1. Identify common respiratory tract pathogens in cystic fibrosis
2. Describe basic pharmacology of antimicrobials commonly used in cystic fibrosis.
3. Explain how altered pharmacokinetics in children with cystic fibrosis warrant unique dosing strategies.
4. Recommend appropriate antimicrobial regimes for acute pulmonary exacerbations.
5. Describe approach to chronic infection for children with cystic fibrosis.
Leah Molloy, PharmD, Clinical Pharmacist Specialist, Pediatric Infectious Diseases, Department of Pharmacy, Children’s Hospital of Michigan, Detroit Medical Center, Detroit, MI.
Kristen Nichols, PharmD, BCPS, Assistant Professor of Pharmacy Practice, Butler University College of Pharmacy and Health Sciences, Indianapolis, IN; Clinical Pharmacist Specialist, Pediatric Infectious Diseases, Riley Hospital for Children at Indiana University Health, Indianapolis, IN; and Co-Director, Pediatric Antimicrobial Stewardship Program, Department of Pediatrics, Ryan White Center for Pediatric Infectious Diseases, Indiana University School of Medicine, Indianapolis, IN.
Dr. Molloy has no relevant financial relationships to disclose.
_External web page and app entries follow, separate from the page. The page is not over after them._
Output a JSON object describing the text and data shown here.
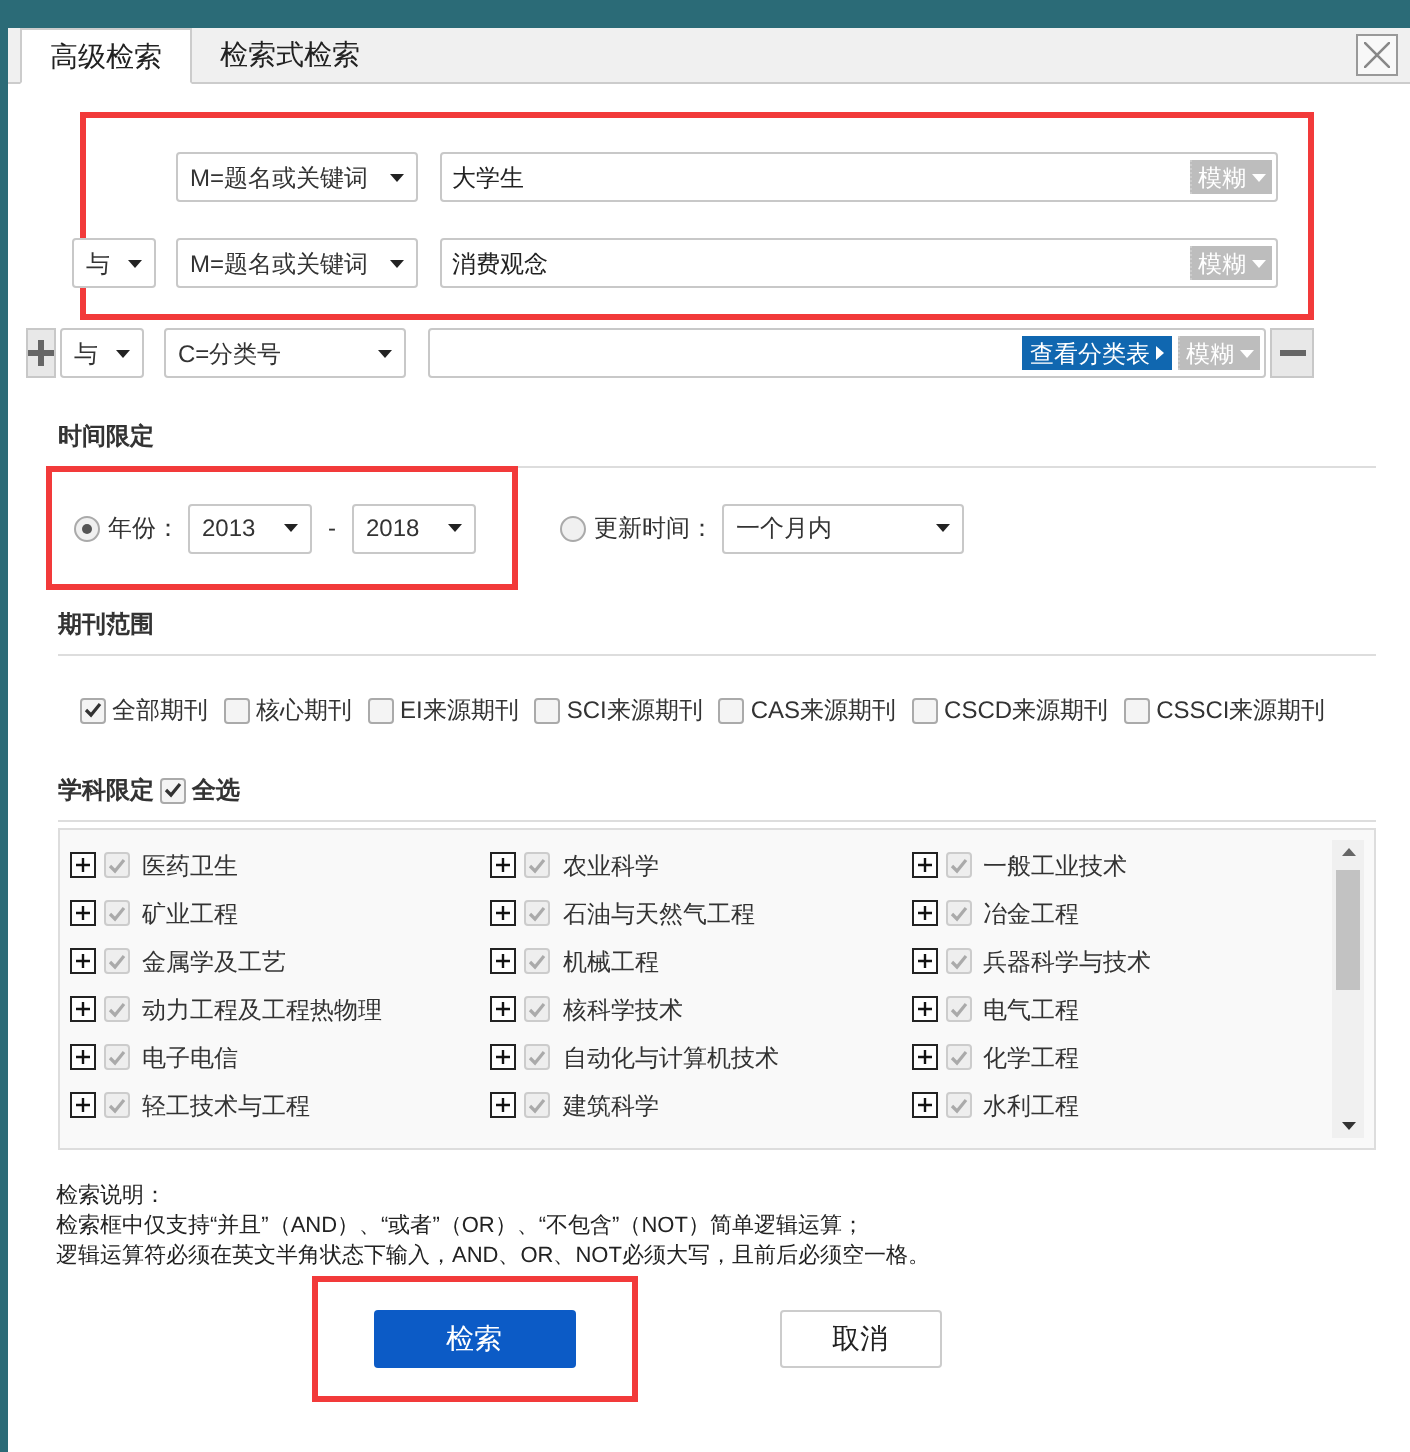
{
  "tabs": [
    {
      "label": "高级检索",
      "selected": true
    },
    {
      "label": "检索式检索",
      "selected": false
    }
  ],
  "conditions_highlighted": true,
  "conditions": [
    {
      "field": "M=题名或关键词",
      "value": "大学生",
      "match": "模糊",
      "kind": "plain"
    },
    {
      "logic": "与",
      "field": "M=题名或关键词",
      "value": "消费观念",
      "match": "模糊",
      "kind": "plain"
    },
    {
      "logic": "与",
      "field": "C=分类号",
      "match": "模糊",
      "kind": "classification",
      "link": "查看分类表"
    }
  ],
  "time": {
    "title": "时间限定",
    "year_highlighted": true,
    "year": {
      "label": "年份：",
      "selected": true,
      "from": "2013",
      "separator": "-",
      "to": "2018"
    },
    "update": {
      "label": "更新时间：",
      "selected": false,
      "value": "一个月内"
    }
  },
  "journals": {
    "title": "期刊范围",
    "items": [
      {
        "label": "全部期刊",
        "checked": true
      },
      {
        "label": "核心期刊",
        "checked": false
      },
      {
        "label": "EI来源期刊",
        "checked": false
      },
      {
        "label": "SCI来源期刊",
        "checked": false
      },
      {
        "label": "CAS来源期刊",
        "checked": false
      },
      {
        "label": "CSCD来源期刊",
        "checked": false
      },
      {
        "label": "CSSCI来源期刊",
        "checked": false
      }
    ]
  },
  "subjects": {
    "title": "学科限定",
    "select_all": {
      "label": "全选",
      "checked": true
    },
    "items": [
      {
        "label": "医药卫生",
        "checked": true
      },
      {
        "label": "农业科学",
        "checked": true
      },
      {
        "label": "一般工业技术",
        "checked": true
      },
      {
        "label": "矿业工程",
        "checked": true
      },
      {
        "label": "石油与天然气工程",
        "checked": true
      },
      {
        "label": "冶金工程",
        "checked": true
      },
      {
        "label": "金属学及工艺",
        "checked": true
      },
      {
        "label": "机械工程",
        "checked": true
      },
      {
        "label": "兵器科学与技术",
        "checked": true
      },
      {
        "label": "动力工程及工程热物理",
        "checked": true
      },
      {
        "label": "核科学技术",
        "checked": true
      },
      {
        "label": "电气工程",
        "checked": true
      },
      {
        "label": "电子电信",
        "checked": true
      },
      {
        "label": "自动化与计算机技术",
        "checked": true
      },
      {
        "label": "化学工程",
        "checked": true
      },
      {
        "label": "轻工技术与工程",
        "checked": true
      },
      {
        "label": "建筑科学",
        "checked": true
      },
      {
        "label": "水利工程",
        "checked": true
      }
    ]
  },
  "notes": [
    "检索说明：",
    "检索框中仅支持“并且”（AND）、“或者”（OR）、“不包含”（NOT）简单逻辑运算；",
    "逻辑运算符必须在英文半角状态下输入，AND、OR、NOT必须大写，且前后必须空一格。"
  ],
  "buttons": [
    {
      "label": "检索",
      "kind": "primary",
      "highlighted": true
    },
    {
      "label": "取消",
      "kind": "secondary",
      "highlighted": false
    }
  ]
}
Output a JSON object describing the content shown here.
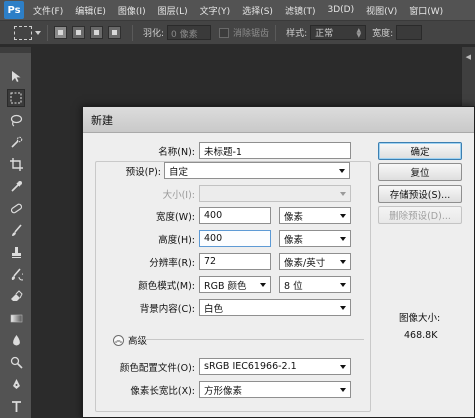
{
  "app": {
    "logo": "Ps"
  },
  "menu": [
    "文件(F)",
    "编辑(E)",
    "图像(I)",
    "图层(L)",
    "文字(Y)",
    "选择(S)",
    "滤镜(T)",
    "3D(D)",
    "视图(V)",
    "窗口(W)"
  ],
  "options_bar": {
    "feather_label": "羽化:",
    "feather_value": "0 像素",
    "antialias_label": "消除锯齿",
    "style_label": "样式:",
    "style_value": "正常",
    "width_label": "宽度:"
  },
  "dialog": {
    "title": "新建",
    "name_label": "名称(N):",
    "name_value": "未标题-1",
    "preset_label": "预设(P):",
    "preset_value": "自定",
    "size_label": "大小(I):",
    "width_label": "宽度(W):",
    "width_value": "400",
    "width_unit": "像素",
    "height_label": "高度(H):",
    "height_value": "400",
    "height_unit": "像素",
    "resolution_label": "分辨率(R):",
    "resolution_value": "72",
    "resolution_unit": "像素/英寸",
    "color_mode_label": "颜色模式(M):",
    "color_mode_value": "RGB 颜色",
    "bit_depth_value": "8 位",
    "background_label": "背景内容(C):",
    "background_value": "白色",
    "advanced_label": "高级",
    "color_profile_label": "颜色配置文件(O):",
    "color_profile_value": "sRGB IEC61966-2.1",
    "pixel_aspect_label": "像素长宽比(X):",
    "pixel_aspect_value": "方形像素",
    "image_size_label": "图像大小:",
    "image_size_value": "468.8K",
    "buttons": {
      "ok": "确定",
      "reset": "复位",
      "save_preset": "存储预设(S)...",
      "delete_preset": "删除预设(D)..."
    }
  }
}
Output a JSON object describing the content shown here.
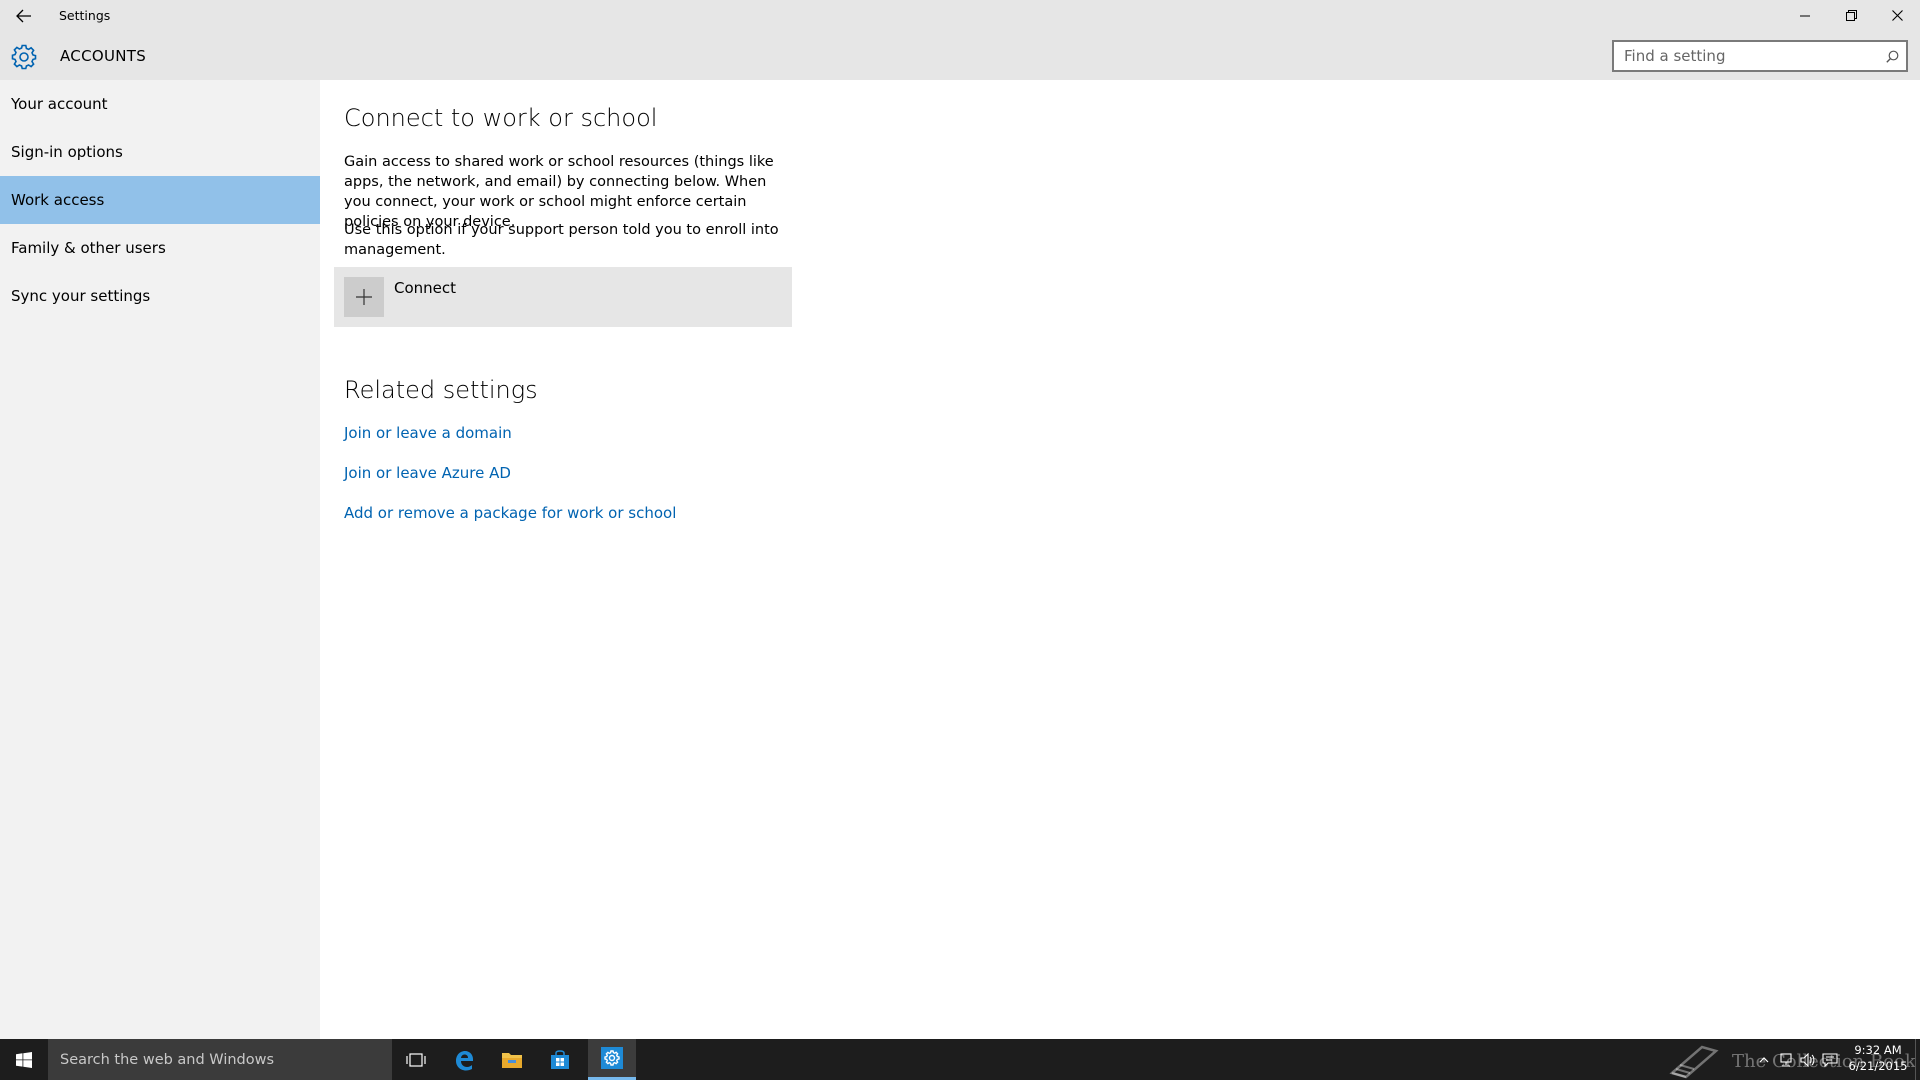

Dr. Nichols has no relevant financial relationships to disclose.
- 1.00 Contact hours